back to top

Education


Percentage of Respondents
Education Level Required
91   Bachelor's degree
  Some college, no degree
  Associate's degree

back to top

Credentials

Find Training Find Certifications

back to top

Interests

Interest code: CI

Conventional — Conventional occupations frequently involve following set procedures and routines. These occupations can include working with data and details more than with ideas. Usually there is a clear line of authority to follow.
Investigative — Investigative occupations frequently involve working with ideas, and require an extensive amount of thinking. These occupations can involve searching for facts and figuring out problems mentally.

back to top

Work Styles

Attention to Detail — Job requires being careful about detail and thorough in completing work tasks.
Integrity — Job requires being honest and ethical.
Dependability — Job requires being reliable, responsible, and dependable, and fulfilling obligations.
Cooperation — Job requires being pleasant with others on the job and displaying a good-natured, cooperative attitude.
Analytical Thinking — Job requires analyzing information and using logic to address work-related issues and problems.
Persistence — Job requires persistence in the face of obstacles.
Adaptability/Flexibility — Job requires being open to change (positive or negative) and to considerable variety in the workplace.
Achievement/Effort — Job requires establishing and maintaining personally challenging achievement goals and exerting effort toward mastering tasks.
Initiative — Job requires a willingness to take on responsibilities and challenges.
Self Control — Job requires maintaining composure, keeping emotions in check, controlling anger, and avoiding aggressive behavior, even in very difficult situations.

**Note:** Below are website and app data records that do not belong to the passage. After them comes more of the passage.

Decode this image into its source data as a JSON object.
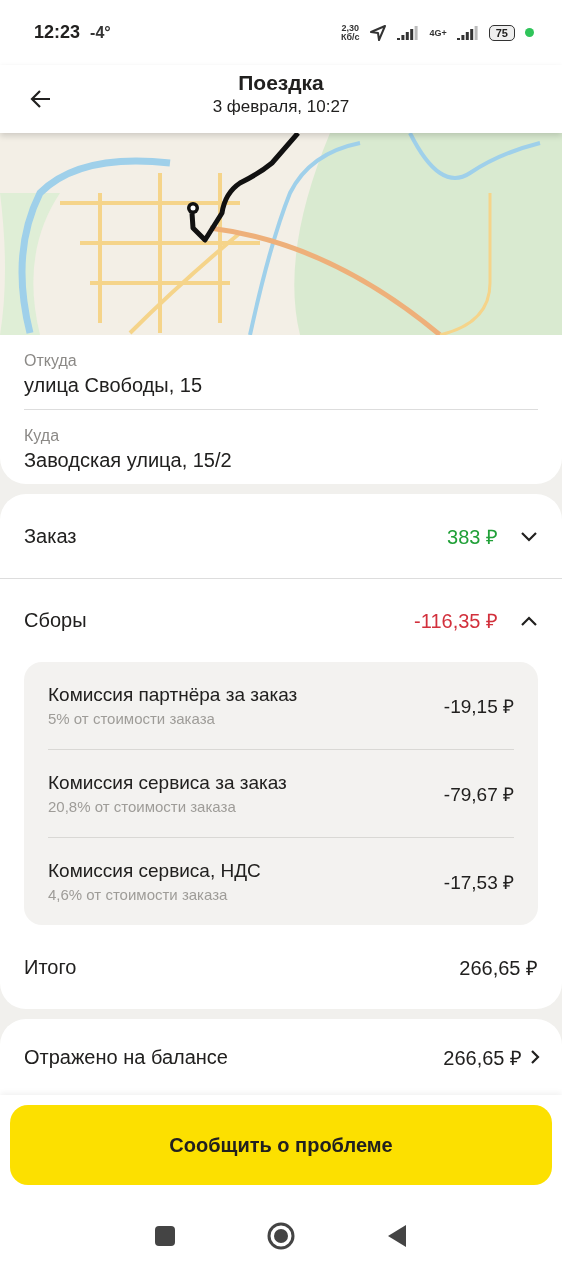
{
  "status_bar": {
    "time": "12:23",
    "temperature": "-4°",
    "speed": "2,30",
    "speed_unit": "Кб/с",
    "network": "4G+",
    "battery": "75"
  },
  "header": {
    "title": "Поездка",
    "subtitle": "3 февраля, 10:27"
  },
  "route": [
    {
      "label": "Откуда",
      "address": "улица Свободы, 15"
    },
    {
      "label": "Куда",
      "address": "Заводская улица, 15/2"
    }
  ],
  "sections": [
    {
      "title": "Заказ",
      "amount": "383 ₽",
      "color": "#21a038",
      "expanded": false
    },
    {
      "title": "Сборы",
      "amount": "-116,35 ₽",
      "color": "#d2303c",
      "expanded": true,
      "items": [
        {
          "name": "Комиссия партнёра за заказ",
          "note": "5% от стоимости заказа",
          "amount": "-19,15 ₽"
        },
        {
          "name": "Комиссия сервиса за заказ",
          "note": "20,8% от стоимости заказа",
          "amount": "-79,67 ₽"
        },
        {
          "name": "Комиссия сервиса, НДС",
          "note": "4,6% от стоимости заказа",
          "amount": "-17,53 ₽"
        }
      ]
    }
  ],
  "total": {
    "label": "Итого",
    "amount": "266,65 ₽"
  },
  "balance": {
    "label": "Отражено на балансе",
    "amount": "266,65 ₽"
  },
  "action_button": "Сообщить о проблеме"
}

back to top

Work Values

Achievement — Occupations that satisfy this work value are results oriented and allow employees to use their strongest abilities, giving them a feeling of accomplishment. Corresponding needs are Ability Utilization and Achievement.
Support — Occupations that satisfy this work value offer supportive management that stands behind employees. Corresponding needs are Company Policies, Supervision: Human Relations and Supervision: Technical.
Independence — Occupations that satisfy this work value allow employees to work on their own and make decisions. Corresponding needs are Creativity, Responsibility and Autonomy.

back to top

Related Occupations

11-9121.01 Clinical Research Coordinators Bright Outlook
13-1041.07 Regulatory Affairs Specialists   Bright Outlook Bright Outlook     Green Occupation Green
13-1141.00 Compensation, Benefits, and Job Analysis Specialists
13-1161.00 Market Research Analysts and Marketing Specialists Bright Outlook
13-2041.00 Credit Analysts
13-2053.00 Insurance Underwriters
15-1131.00 Computer Programmers Bright Outlook
15-1141.00 Database Administrators
19-4061.00 Social Science Research Assistants
43-9111.00 Statistical Assistants

back to top

Wages & Employment Trends

Median wages data collected from Statisticians.
Employment data collected from Statisticians.
Industry data collected from Statisticians.

Median wages (2013) $38.12 hourly, $79,290 annual
State wages Local Salary Info
 
Employment (2012) 28,000 employees
Projected growth (2012-2022) Much faster than average (22% or higher) Much faster than average (22% or higher)
Projected job openings (2012-2022) 16,100
State trends Employment Trends
 
Top industries (2012)

Source: Bureau of Labor Statistics 2013 wage data external site and 2012-2022 employment projections external site. "Projected growth" represents the estimated change in total employment over the projections period (2012-2022). "Projected job openings" represent openings due to growth and replacement.

back to top

Job Openings on the Web

Find Jobs Job Banks

back to top

Sources of Additional Information

Disclaimer: Sources are listed to provide additional information on related jobs, specialties, and/or industries. Links to non-DOL Internet sites are provided for your convenience and do not constitute an endorsement.

  • Statisticians external site. Bureau of Labor Statistics, U.S. Department of Labor. Occupational Outlook Handbook, 2014-15 Edition.

back to top